Carole and Morgan hosting a friends and family paint night.
Carole and Morgan hosting a friends and family paint night.

    Despite their successes, Carole and Morgan also acknowledge the challenges women face in the art world, from gender disparities to the undervaluation of female artists. Yet, they remain undeterred, finding fulfillment in the act of creation and the joy of connecting with audiences. 


    Making art in a small town comes with its own set of challenges. “Just being able to get my work out there to be seen and known, it’s challenging in a small town,” says Morgan  “I have been building my social media following for years, and I’ve had several viral videos which have amassed millions of views, but locally I’m not very well known.”


    “Pricing art is very difficult because it’s hard for people to see value in it, and it’s hard for an artist, knowing how much time and effort you put into it that you’re actually going to get paid for the hard work you’ve done,” says Carole. 


    Their advice for aspiring women artists resonates with wisdom borne of experience. Morgan urges emerging talents to find their specialty and embrace self-promotion, while Carole emphasizes the importance of perseverance and authenticity in the face of adversity. 


  “Take the time to explore everything about your form of art, and find whatever it is that you’re good at and run with it,” suggests Morgan. “I used to want lots of variety to show and sell, but it wasn’t until I found my niche, which is plant stakes, that I ended up thriving,” she continues. “And put yourself out there! People are very critical of their own art, but we’re too hard on ourselves. If you think someone isn’t going to like your work or is going to judge it, I guarantee there’s ten other people that are going to love it.“ 


Morgan's creations make excellent gifts
Morgan's creations make excellent gifts

    Morgan’s work is out there for all to see @ladybuglandingglass on Instagram and TikTok, with her online shop on Etsy. Carole can be found on Instagram @copperfishcreations where she can be contacted directly for inquiries about her work, and be sure to check out her upcoming exhibit at the Gibson Gallery with artist Cheryl Borkowski - A Medley of Mediums, from June 25th to July 14th. 

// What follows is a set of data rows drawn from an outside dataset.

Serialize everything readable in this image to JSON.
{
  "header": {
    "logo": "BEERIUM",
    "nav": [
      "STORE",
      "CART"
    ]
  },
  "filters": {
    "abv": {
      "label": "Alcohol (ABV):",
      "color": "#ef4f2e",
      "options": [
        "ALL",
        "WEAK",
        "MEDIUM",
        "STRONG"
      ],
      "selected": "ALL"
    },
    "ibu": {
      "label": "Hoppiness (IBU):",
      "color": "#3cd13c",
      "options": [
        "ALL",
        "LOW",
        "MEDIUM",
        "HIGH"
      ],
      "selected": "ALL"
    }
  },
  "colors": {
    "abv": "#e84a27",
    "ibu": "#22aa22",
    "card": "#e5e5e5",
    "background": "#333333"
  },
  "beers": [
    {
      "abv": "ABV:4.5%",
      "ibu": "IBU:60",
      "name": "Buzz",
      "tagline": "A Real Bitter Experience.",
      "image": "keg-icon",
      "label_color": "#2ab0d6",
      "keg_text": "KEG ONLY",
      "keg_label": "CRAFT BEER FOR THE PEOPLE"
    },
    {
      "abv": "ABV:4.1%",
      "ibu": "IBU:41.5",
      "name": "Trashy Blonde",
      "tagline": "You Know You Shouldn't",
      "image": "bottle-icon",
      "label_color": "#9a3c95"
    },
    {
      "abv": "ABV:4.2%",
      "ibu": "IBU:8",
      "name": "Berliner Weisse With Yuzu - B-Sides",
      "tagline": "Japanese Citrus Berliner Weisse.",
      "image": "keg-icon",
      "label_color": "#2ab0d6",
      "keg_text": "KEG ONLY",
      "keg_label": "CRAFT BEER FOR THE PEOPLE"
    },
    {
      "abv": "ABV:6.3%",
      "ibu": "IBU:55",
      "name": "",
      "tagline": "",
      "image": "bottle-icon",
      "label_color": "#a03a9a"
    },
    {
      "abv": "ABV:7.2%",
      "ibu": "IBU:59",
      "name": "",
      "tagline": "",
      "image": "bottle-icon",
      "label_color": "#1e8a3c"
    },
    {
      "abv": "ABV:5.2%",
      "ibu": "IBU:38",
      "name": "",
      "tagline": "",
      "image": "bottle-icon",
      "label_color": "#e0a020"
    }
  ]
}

Featuring local Artists Morgan and Carole Deschaine

Special to the RTT by Matthew Zaidan

69 views0 comments

Comments


bottom of page